INSTRUCTIONS TO FOLLOW — Check each line of the data for "list" and select those that have it.

· · · · ·

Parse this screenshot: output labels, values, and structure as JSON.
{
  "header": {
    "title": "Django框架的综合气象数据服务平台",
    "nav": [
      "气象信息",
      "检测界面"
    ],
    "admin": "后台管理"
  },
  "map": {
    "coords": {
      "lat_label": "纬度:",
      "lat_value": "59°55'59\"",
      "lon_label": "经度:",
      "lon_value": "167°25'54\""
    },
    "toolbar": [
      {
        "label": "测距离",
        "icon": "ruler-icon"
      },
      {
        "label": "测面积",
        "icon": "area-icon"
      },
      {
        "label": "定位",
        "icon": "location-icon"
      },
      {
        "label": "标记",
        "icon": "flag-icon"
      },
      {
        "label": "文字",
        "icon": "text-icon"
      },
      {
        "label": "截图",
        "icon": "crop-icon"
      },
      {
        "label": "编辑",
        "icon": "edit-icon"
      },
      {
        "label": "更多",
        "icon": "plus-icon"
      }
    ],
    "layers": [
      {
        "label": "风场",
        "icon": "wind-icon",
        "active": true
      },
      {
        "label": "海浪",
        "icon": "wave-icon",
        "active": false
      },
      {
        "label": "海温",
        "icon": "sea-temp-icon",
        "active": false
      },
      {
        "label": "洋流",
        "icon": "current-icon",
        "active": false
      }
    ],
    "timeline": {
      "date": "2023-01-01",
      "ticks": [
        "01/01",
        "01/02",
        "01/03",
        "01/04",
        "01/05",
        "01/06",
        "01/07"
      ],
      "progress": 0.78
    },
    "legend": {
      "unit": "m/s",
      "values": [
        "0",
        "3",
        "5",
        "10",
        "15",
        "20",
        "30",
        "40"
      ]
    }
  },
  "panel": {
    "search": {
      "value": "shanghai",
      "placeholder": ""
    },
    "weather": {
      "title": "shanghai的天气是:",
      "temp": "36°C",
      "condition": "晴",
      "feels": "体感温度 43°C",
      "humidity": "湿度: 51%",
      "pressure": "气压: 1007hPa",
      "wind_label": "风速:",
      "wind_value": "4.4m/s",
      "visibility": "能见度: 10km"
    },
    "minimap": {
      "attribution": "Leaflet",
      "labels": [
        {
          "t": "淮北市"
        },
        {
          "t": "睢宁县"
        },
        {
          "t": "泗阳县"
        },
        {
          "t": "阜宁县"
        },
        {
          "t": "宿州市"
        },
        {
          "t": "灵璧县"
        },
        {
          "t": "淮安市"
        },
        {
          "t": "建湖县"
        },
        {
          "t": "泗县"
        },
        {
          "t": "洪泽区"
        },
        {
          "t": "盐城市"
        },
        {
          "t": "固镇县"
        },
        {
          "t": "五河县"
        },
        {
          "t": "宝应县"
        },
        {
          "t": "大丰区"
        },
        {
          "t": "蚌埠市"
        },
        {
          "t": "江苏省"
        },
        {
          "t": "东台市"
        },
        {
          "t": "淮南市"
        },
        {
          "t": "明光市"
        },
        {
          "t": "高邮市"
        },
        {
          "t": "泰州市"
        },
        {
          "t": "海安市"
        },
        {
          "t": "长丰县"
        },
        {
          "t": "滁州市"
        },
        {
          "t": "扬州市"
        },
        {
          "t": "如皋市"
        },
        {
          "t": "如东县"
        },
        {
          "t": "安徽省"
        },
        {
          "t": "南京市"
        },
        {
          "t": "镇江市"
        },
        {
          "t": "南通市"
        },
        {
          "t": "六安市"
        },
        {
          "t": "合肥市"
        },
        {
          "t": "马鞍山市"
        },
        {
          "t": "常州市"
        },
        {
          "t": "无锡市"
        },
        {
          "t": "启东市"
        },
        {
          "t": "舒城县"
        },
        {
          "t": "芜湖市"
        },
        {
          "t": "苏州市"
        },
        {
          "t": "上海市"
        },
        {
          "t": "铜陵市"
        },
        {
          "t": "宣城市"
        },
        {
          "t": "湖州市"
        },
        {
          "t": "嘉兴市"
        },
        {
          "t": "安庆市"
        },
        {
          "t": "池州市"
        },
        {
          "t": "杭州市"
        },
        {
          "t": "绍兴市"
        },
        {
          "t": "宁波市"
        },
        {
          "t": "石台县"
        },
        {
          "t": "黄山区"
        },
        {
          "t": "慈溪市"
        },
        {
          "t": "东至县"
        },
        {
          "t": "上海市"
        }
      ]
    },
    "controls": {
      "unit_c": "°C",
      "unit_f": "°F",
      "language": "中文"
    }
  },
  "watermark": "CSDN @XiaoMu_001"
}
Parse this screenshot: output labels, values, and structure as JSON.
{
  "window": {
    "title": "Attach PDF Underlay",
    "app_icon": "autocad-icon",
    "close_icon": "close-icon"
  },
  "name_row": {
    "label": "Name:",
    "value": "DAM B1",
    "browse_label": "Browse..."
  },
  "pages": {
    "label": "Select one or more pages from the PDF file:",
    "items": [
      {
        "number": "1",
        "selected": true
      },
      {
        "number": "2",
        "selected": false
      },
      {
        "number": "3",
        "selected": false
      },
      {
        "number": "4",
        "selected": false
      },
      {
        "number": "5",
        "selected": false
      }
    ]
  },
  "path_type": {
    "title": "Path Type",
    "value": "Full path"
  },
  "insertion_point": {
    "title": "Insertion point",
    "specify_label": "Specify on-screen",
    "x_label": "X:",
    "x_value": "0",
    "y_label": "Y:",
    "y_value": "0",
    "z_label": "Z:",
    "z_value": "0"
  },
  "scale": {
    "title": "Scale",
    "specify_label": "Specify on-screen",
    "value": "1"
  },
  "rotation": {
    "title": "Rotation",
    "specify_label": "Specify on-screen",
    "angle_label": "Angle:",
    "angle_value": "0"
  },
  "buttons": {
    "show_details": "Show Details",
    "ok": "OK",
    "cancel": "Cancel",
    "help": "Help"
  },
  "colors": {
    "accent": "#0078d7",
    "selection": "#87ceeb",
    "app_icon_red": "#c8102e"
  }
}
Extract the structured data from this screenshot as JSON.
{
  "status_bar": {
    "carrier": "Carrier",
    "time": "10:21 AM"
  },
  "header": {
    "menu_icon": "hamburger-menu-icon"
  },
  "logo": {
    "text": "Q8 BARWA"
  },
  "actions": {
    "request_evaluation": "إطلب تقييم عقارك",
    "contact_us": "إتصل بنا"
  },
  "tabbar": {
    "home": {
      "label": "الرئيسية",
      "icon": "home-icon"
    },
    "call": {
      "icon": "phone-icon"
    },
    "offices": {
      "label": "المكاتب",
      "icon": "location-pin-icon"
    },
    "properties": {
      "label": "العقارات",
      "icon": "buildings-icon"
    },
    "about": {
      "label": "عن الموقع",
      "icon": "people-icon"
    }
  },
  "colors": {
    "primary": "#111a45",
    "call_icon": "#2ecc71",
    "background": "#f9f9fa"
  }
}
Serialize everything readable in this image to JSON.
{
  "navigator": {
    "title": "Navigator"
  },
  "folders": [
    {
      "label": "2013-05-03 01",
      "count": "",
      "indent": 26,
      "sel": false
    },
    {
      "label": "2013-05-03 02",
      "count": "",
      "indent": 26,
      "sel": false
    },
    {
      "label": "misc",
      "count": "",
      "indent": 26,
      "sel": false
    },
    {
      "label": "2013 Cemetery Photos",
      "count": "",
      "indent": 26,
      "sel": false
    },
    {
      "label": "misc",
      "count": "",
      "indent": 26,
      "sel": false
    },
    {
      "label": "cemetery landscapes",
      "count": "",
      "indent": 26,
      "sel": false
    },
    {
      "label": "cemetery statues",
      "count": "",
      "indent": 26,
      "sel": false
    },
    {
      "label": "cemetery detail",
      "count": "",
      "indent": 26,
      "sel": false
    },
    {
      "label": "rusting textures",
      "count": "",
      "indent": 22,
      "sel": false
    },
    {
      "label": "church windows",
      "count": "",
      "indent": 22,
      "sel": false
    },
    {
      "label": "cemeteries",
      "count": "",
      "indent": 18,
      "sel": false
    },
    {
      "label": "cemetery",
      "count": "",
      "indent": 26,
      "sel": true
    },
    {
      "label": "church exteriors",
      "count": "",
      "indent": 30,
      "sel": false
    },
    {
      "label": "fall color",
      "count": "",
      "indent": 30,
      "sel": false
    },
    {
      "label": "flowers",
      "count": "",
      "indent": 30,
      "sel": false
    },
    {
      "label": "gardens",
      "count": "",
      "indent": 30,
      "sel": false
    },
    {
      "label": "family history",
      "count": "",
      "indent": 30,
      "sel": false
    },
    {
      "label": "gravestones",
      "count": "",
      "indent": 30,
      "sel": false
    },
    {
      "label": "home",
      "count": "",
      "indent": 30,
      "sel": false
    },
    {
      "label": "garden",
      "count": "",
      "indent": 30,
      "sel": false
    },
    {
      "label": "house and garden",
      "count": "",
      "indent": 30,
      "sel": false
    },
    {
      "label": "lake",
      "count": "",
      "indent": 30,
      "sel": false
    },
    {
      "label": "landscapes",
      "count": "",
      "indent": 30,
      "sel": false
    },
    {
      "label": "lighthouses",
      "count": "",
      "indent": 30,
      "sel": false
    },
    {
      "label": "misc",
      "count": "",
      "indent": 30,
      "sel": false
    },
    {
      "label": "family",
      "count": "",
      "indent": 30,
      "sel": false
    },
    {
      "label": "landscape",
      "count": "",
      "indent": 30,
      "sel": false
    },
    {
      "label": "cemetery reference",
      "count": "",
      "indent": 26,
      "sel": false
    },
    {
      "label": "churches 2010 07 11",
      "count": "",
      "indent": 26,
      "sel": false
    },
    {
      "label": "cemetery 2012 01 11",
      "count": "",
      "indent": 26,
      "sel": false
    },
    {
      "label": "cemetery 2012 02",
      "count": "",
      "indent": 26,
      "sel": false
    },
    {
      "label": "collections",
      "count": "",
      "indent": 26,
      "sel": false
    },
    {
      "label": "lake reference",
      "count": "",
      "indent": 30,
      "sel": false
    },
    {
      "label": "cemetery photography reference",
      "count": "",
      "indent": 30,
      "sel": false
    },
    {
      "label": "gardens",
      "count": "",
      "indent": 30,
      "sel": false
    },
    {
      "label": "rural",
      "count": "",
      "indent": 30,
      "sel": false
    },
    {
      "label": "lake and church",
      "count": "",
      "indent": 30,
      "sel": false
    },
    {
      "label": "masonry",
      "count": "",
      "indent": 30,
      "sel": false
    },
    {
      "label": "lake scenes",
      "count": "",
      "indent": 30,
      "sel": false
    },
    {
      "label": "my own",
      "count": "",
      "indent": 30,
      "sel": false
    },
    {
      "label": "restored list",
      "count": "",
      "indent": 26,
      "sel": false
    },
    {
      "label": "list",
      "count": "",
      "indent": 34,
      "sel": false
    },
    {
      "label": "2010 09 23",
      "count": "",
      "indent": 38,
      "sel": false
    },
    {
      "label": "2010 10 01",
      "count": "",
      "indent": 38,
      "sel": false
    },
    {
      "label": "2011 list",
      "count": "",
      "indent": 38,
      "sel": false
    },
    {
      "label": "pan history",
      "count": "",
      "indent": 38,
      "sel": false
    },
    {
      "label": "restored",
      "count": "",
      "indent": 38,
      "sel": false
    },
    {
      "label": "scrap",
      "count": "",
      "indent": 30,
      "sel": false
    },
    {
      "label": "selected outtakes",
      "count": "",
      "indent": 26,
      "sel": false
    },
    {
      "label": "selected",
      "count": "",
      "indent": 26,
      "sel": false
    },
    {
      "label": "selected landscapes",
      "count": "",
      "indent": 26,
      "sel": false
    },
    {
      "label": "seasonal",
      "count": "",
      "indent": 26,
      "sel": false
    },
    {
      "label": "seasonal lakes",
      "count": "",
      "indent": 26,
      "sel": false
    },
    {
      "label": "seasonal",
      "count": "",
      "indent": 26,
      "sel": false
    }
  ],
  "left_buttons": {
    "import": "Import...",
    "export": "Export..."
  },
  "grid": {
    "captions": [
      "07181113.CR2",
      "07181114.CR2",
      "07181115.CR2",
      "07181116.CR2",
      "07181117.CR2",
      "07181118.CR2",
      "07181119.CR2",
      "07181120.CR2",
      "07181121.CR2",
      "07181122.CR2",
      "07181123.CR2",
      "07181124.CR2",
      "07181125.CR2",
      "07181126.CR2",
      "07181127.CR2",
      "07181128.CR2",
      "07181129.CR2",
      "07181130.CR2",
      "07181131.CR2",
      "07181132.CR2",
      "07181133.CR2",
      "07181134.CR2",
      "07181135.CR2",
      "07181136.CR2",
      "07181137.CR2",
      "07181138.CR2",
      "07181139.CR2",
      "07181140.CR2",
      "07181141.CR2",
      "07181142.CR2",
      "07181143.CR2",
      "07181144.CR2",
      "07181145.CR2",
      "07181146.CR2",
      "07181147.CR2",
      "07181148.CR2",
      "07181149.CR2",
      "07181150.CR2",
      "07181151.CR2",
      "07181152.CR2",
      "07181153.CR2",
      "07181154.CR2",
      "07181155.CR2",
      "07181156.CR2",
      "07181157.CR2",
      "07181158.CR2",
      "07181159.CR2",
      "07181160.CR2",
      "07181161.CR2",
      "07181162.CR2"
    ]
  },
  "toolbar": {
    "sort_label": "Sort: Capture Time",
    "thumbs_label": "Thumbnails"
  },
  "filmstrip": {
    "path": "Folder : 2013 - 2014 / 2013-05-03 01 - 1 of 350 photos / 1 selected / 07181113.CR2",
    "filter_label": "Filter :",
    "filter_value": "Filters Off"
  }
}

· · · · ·

RESULT BELOW —
      "label": "restored list",
      "label": "list",
      "label": "2011 list",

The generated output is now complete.